Famously considered as the “Capital of the 19thCentury” by Walter Benjamin, Paris could be considered by 1900 a “finished” city, i.e. a complete and completed work of art. Yet, strategies of structural and aesthetic modernization recast profoundly the city’s shape and Parisian visual culture in the first half of the 20th century and contributed to a new age of creativity.
Between the two world wars, boosted by the 1918 victory, and at the apex of the country’s colonial expansion, Paris became a laboratory of modern culture. New visual and spatial strategies emerged, based on the achievements of industry and using the resources of the luxury crafts. Programs addressed the expectations of the elites and responded in part to the aspiration of the popular classes, in a tense political context marked by the conflict between the conservative and the left, which found in 1936 in the Popular Front its turning point.
Architecture, interior design and urban planning went through major changes during these two decades, fostering intense relationships with a conflict-ridden political scene, as well as with the automobile and airplane industry, where Taylorism and Fordism thrived. Both cinema and fashion revealed the aspirations of the new urban bourgeoisie, shaping the stage for modern dreams.
If Le Corbusier became the most provocative theorist and designer, the broader architectural scene saw major works produced by figures drawn towards the modernization of classical principles, such as Auguste Perret, or by radical functionalists, who challenged the very notion of buildings, such as Marcel Lods and Jean Prouvé, who paved the way to the next wave of industrially-driven creativity after 1945.

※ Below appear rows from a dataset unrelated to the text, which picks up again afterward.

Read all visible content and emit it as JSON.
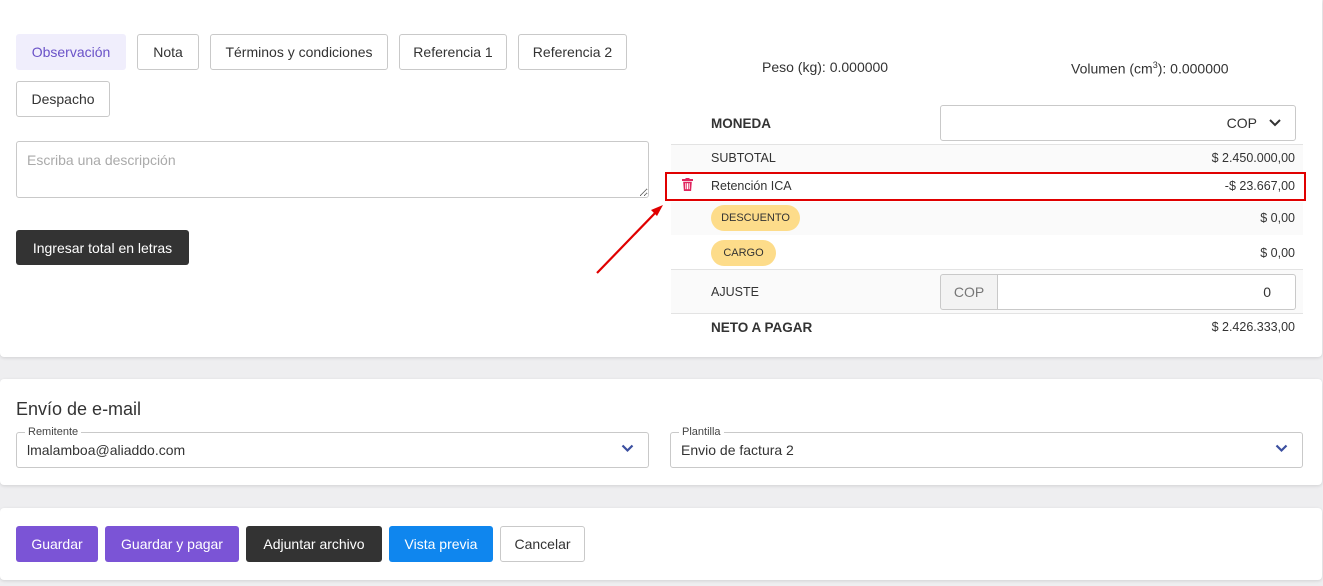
{
  "tabs": {
    "observacion": "Observación",
    "nota": "Nota",
    "terminos": "Términos y condiciones",
    "referencia1": "Referencia 1",
    "referencia2": "Referencia 2",
    "despacho": "Despacho"
  },
  "description": {
    "placeholder": "Escriba una descripción",
    "value": ""
  },
  "total_letras_button": "Ingresar total en letras",
  "meta": {
    "peso": "Peso (kg): 0.000000",
    "volumen_prefix": "Volumen (cm",
    "volumen_sup": "3",
    "volumen_suffix": "): 0.000000"
  },
  "totals": {
    "moneda_label": "MONEDA",
    "moneda_value": "COP",
    "subtotal_label": "SUBTOTAL",
    "subtotal_value": "$ 2.450.000,00",
    "retencion_label": "Retención ICA",
    "retencion_value": "-$ 23.667,00",
    "descuento_label": "DESCUENTO",
    "descuento_value": "$ 0,00",
    "cargo_label": "CARGO",
    "cargo_value": "$ 0,00",
    "ajuste_label": "AJUSTE",
    "ajuste_prefix": "COP",
    "ajuste_value": "0",
    "neto_label": "NETO A PAGAR",
    "neto_value": "$ 2.426.333,00"
  },
  "email": {
    "title": "Envío de e-mail",
    "remitente_label": "Remitente",
    "remitente_value": "lmalamboa@aliaddo.com",
    "plantilla_label": "Plantilla",
    "plantilla_value": "Envio de factura 2"
  },
  "actions": {
    "guardar": "Guardar",
    "guardar_pagar": "Guardar y pagar",
    "adjuntar": "Adjuntar archivo",
    "vista_previa": "Vista previa",
    "cancelar": "Cancelar"
  },
  "colors": {
    "primary_purple": "#7b54d6",
    "blue": "#0f86ee",
    "dark": "#333333",
    "pill_yellow": "#fddc8a",
    "highlight_red": "#e00000",
    "trash_red": "#e0245e",
    "chevron_blue": "#3b4fa0"
  },
  "icons": [
    "trash-icon",
    "chevron-down-icon",
    "annotation-arrow"
  ]
}
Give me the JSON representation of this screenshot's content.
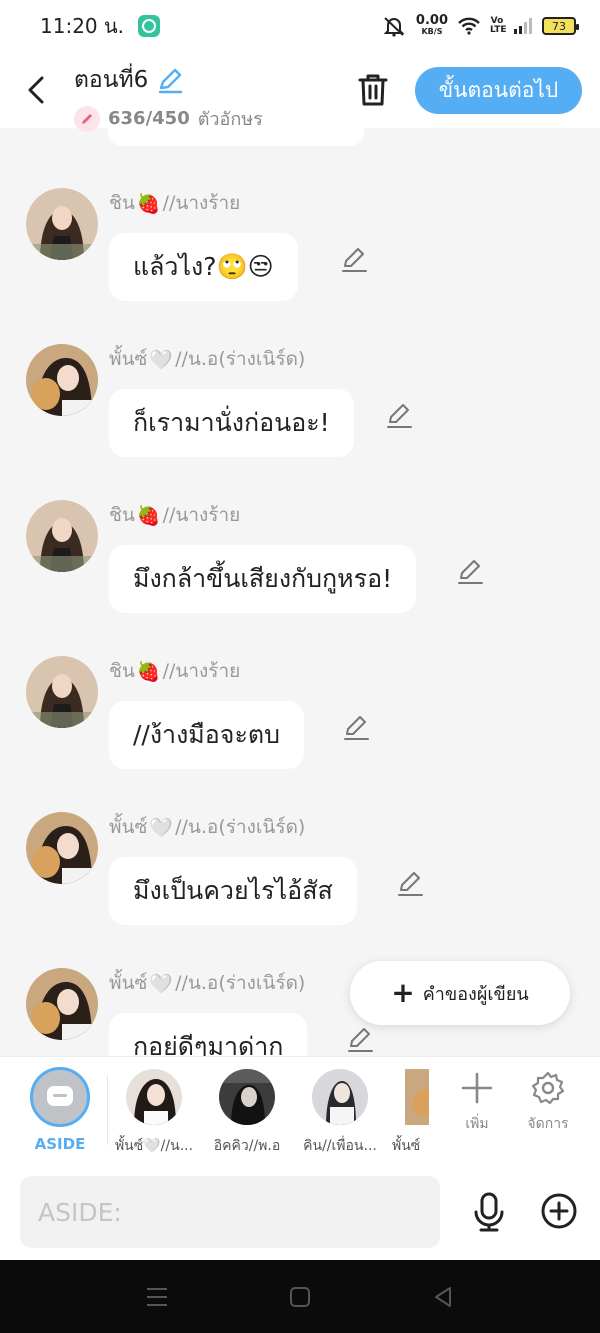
{
  "status_bar": {
    "time": "11:20 น.",
    "speed_value": "0.00",
    "speed_unit": "KB/S",
    "network": "Vo LTE",
    "battery": "73"
  },
  "header": {
    "title": "ตอนที่6",
    "char_count": "636/450",
    "char_unit": "ตัวอักษร",
    "next_button": "ขั้นตอนต่อไป"
  },
  "messages": [
    {
      "name": "ชิน",
      "emoji": "🍓",
      "role": "//นางร้าย",
      "text": "แล้วไง?🙄😒"
    },
    {
      "name": "พั้นซ์",
      "emoji": "🤍",
      "role": "//น.อ(ร่างเนิร์ด)",
      "text": "ก็เรามานั่งก่อนอะ!"
    },
    {
      "name": "ชิน",
      "emoji": "🍓",
      "role": "//นางร้าย",
      "text": "มึงกล้าขึ้นเสียงกับกูหรอ!"
    },
    {
      "name": "ชิน",
      "emoji": "🍓",
      "role": "//นางร้าย",
      "text": "//ง้างมือจะตบ"
    },
    {
      "name": "พั้นซ์",
      "emoji": "🤍",
      "role": "//น.อ(ร่างเนิร์ด)",
      "text": "มึงเป็นควยไรไอ้สัส"
    },
    {
      "name": "พั้นซ์",
      "emoji": "🤍",
      "role": "//น.อ(ร่างเนิร์ด)",
      "text": "กอยู่ดีๆมาด่าก"
    }
  ],
  "fab": {
    "label": "คำของผู้เขียน"
  },
  "character_bar": {
    "aside_label": "ASIDE",
    "characters": [
      {
        "label": "พั้นซ์🤍//น..."
      },
      {
        "label": "อิคคิว//พ.อ"
      },
      {
        "label": "คิน//เพื่อน..."
      },
      {
        "label": "พั้นซ์"
      }
    ],
    "add_label": "เพิ่ม",
    "settings_label": "จัดการ"
  },
  "input": {
    "placeholder": "ASIDE:"
  },
  "colors": {
    "accent": "#55aef3",
    "background": "#f5f5f5"
  }
}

Lecture：Modern Architecture in Paris, 1918-1940
Trained as an architect and an historian, Jean-Louis Cohen holds since 1994 the Sheldon H. Solow Chair for the History of Architecture at New York University's Institute of Fine Arts. In 2014 he has been given the first chair for architecture at the Collège de France.His research has focused on the French, German and Soviet architectural avant-gardes, on colonial situations and on Paris planning history. He has published more than thirty books, including: France, Modern Architectures in History (2015),Le Corbusier: an Atlas of Modern Landscapes (2013), The Future of Architecture. Since 1889 (2012), Architecture in Uniform (2011), Mies van der Rohe (2007), Casablanca (2002), and Le Corbusier and the Mystique of the USSR (1992). Among the numerous exhibitions he has curated feature the centennial show “L'aventure Le Corbusier” (1987), at the Centre Georges Pompidou; “Scenes of the World to Come,” and “Architecture in Uniform at the Canadian Center for Architecture (1995 and 2011); “Interférences / Interferenzen – Architecture, Allemagne, France”, at the Musées de Strasbourg (2013); “Le Corbusier: an Atlas of Modern Landscapes,” at the Museum of Modern Art (2007). In 2018, he has curated wihPippoCiorra the exhibition Zevi’s Architects at Rome’s MAXXI. He received in 2014 the special mention of the jury for his French pavilion at the Venice Biennale.